Still, everyone needs their privacy, maybe a private porch or garden or something.

Likewise, the thing that drives me nuts about cruise ships is the “shopping mall” atmosphere. It is total hell to be locked in a mall even for a couple days. I love cruises, but dislike the mall atmosphere and spend as little time as possible on the shopping decks.

(Wilfried Ellmer) #38

Urban settlement is the only solution on a 7 billion planet…only the oceans can provide the space resources necessary to accomodate human needs on the planet. Landspace needs to be built back for nature.

(Bob LLewellyn) #39

[quote=“MarkStephan, post:36, topic:240”]
. We’ll just have to have some good restaurants and entertainment on our seasteads[/quote]

Think about what it would be like to live there, ocean world. Water slides for the children to play on. Babies will learn to swim before they learn to walk. We’ll kick ass at every swimming competition. There’s no transportation, we will walk or swim everywhere. Teenagers will look forward to their first jet ski.

The Olympic size swimming pool is a floating cage, so you can safely swim with the fishes. Bubble bars where the night life is. It will be like living in a touristy beach town where the living never slows down. And it will make money, which means it will be self sustaining. Spring break, wow, what a concept.

Envision life on a seastead | oceanic business alliance
Envision underwater living space - perception error correction | oceanic business alliance
(James) #40

Have you considered adding aerogel to the mix, possibly as a filler (like small rocks in some concrete)?

(Dave Pennington) #41

Thank you for posting such useful information on geopolymers. It’s hard to find on the internet in such a concise form!

In 2010 I developed an insulated fiber cement composite
which I call “EPIC” (EPS + Paper Infused with Cement). This material
has been used to build affordable dome homes (under $10/sq ft) insulated aquaponic tanks (its
original purpose) and conventionally shaped homes of over 6,000 sq ft. (built by one of my students)

EPIC is made almost entirely of commonly available waste materials.
“Styrofoam” (expanded polystyrene or EPS) makes up the majority of
the bulk, and cellulose (either paper or wood fiber) make up the majority of
the structure. A variety of cements can be used to glue the composite together,
usually portland cement is sufficient, but many other binders and admixtures
have been successfully tested.

The mix design can be adjusted from very lightweight to very
strong. Generally it is best suited to compression loads but it also has
significant tensile and ductile strength. My most commonly used formula
develops a compressive strength of around 1,500 PSI. When cast into compound
curves this material can withstand very large forces. Once cured it is
impervious to damage from water, fire, insects and mold. (Note that I only have five years of
testing results) Note also that EPIC is not water-tight, it is water proof (undamaged by water). The outer surface in a marine environment would need to be covered with a watertight layer such as geopolymers. The airform process utilizes watertight plastic “balloons” which can serve this purpose, and which allows the structure (the torus is ideal) to be built from inside the “balloon”. I have worked with the Monolithic Dome Institute since 2009 they can make these balloons any size we need, out of materials which are extremely durable.
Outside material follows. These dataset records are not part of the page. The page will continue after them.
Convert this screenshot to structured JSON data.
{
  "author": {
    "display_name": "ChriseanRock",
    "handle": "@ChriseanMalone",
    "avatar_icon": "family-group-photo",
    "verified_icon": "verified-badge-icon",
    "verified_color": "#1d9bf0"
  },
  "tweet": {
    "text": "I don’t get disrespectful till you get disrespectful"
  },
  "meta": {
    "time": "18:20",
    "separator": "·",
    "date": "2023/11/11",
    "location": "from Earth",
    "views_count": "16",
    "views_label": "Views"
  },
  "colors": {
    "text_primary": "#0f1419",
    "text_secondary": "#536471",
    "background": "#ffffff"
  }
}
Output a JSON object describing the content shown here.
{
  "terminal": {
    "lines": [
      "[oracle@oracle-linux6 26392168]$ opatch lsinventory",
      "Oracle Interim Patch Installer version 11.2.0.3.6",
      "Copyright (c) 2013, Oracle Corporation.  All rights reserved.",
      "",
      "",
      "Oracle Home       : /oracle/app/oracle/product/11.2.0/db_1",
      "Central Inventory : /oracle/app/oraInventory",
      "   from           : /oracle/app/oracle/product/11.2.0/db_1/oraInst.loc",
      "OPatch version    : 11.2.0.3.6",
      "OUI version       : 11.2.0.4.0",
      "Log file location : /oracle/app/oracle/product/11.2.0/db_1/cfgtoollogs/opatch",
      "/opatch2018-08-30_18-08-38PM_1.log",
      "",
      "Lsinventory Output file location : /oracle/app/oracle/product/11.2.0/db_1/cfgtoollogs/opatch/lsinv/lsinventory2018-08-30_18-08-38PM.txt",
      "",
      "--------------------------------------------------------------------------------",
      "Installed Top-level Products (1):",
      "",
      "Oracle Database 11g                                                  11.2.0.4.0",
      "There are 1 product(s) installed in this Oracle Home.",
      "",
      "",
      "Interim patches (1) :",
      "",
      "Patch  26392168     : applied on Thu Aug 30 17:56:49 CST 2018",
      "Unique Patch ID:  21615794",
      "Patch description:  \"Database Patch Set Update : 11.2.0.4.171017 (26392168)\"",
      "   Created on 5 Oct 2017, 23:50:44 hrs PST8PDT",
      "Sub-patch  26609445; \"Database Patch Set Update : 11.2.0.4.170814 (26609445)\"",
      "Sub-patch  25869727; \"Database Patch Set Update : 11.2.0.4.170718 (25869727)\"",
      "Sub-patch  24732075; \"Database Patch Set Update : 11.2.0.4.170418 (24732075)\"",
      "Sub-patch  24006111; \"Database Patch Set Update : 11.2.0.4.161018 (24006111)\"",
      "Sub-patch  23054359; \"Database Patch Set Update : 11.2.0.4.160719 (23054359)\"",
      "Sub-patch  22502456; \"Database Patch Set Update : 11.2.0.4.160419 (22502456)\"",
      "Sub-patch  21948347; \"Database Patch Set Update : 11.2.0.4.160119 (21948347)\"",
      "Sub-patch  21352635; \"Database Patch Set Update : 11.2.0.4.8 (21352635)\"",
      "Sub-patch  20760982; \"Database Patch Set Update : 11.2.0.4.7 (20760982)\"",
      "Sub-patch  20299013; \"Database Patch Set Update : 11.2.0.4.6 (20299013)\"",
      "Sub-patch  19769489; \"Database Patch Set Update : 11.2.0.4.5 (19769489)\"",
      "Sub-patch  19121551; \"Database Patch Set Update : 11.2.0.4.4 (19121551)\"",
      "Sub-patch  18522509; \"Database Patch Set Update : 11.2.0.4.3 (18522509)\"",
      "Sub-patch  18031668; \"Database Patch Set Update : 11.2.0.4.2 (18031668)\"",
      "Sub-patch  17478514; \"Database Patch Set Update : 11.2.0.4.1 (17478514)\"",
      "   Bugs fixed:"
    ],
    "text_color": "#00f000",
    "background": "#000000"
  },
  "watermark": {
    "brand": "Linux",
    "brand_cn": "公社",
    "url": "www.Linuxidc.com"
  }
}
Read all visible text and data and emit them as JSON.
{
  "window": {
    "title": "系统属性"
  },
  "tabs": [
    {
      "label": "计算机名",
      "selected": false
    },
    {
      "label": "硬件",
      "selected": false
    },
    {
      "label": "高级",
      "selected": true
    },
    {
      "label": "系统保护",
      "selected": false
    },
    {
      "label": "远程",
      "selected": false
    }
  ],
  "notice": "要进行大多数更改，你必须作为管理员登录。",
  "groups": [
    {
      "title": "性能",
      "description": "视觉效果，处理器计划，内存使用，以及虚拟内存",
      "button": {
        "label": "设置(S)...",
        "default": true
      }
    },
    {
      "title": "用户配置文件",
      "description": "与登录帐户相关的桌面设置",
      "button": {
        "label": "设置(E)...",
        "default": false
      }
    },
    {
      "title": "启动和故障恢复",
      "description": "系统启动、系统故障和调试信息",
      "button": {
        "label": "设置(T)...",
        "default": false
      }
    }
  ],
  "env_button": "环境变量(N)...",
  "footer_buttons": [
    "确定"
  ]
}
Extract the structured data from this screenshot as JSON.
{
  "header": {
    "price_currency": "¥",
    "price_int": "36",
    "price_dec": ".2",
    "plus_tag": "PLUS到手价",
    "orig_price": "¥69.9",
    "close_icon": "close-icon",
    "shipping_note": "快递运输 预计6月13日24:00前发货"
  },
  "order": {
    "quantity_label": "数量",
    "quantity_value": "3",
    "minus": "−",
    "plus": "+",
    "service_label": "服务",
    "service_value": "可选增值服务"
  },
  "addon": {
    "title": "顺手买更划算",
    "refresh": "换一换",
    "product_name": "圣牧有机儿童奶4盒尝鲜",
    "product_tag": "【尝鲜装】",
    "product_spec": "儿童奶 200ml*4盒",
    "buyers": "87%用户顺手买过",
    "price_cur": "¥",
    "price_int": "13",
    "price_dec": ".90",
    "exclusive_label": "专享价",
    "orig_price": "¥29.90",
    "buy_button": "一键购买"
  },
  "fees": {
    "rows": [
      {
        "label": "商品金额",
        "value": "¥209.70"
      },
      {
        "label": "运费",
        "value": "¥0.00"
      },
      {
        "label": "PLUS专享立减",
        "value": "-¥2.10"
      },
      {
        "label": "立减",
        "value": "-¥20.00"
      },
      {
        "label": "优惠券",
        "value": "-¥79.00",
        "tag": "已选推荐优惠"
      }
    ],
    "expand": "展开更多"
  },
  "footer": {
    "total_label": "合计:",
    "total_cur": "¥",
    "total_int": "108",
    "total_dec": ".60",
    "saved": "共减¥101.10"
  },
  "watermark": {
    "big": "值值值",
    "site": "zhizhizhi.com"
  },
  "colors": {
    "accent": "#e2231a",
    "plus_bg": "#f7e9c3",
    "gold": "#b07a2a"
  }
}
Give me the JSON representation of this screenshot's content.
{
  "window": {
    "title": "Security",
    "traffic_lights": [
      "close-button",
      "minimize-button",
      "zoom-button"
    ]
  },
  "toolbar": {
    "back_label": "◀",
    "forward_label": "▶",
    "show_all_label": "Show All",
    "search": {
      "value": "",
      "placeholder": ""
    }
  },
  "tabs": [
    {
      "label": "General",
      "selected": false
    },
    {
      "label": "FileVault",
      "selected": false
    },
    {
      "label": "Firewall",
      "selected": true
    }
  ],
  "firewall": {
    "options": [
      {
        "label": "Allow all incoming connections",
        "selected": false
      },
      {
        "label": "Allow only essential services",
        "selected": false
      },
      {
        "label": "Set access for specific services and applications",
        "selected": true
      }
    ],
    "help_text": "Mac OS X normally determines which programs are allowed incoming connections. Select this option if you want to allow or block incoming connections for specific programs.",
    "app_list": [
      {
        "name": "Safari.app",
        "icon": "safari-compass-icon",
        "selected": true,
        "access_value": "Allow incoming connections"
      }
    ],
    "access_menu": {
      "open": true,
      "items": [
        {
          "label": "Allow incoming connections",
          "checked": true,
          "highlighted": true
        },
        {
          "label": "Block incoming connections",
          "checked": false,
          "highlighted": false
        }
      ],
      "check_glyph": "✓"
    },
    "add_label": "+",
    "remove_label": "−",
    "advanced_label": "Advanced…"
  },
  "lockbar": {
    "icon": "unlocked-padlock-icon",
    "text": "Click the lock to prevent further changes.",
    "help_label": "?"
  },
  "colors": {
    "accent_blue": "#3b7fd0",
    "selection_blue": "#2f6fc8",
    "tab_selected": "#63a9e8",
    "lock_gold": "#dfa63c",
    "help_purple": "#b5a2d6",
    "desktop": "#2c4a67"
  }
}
EPIC can be cast into almost any shape and machined more
easily than soft wood. All machined material can be recycled into new mixes, so
it is a zero waste product. Cured material can be easily attached to new
material without the “cold joint” issues typical of concrete
products. The curing process does not require heat or pressure.

I have developed several related processes,
including pneumatic forming techniques, grinding/packaging equipment and
methods for engaging communities to efficiently harvest and utilize materials
they normally pay to be rid of. A wide array of products have been made with
EPIC, and many more have been designed. This material is useful for making
durable lightweight structures of great beauty in an extremely cost effective
manner. It can be combined with geopolymers to create whatever structures we can dream up.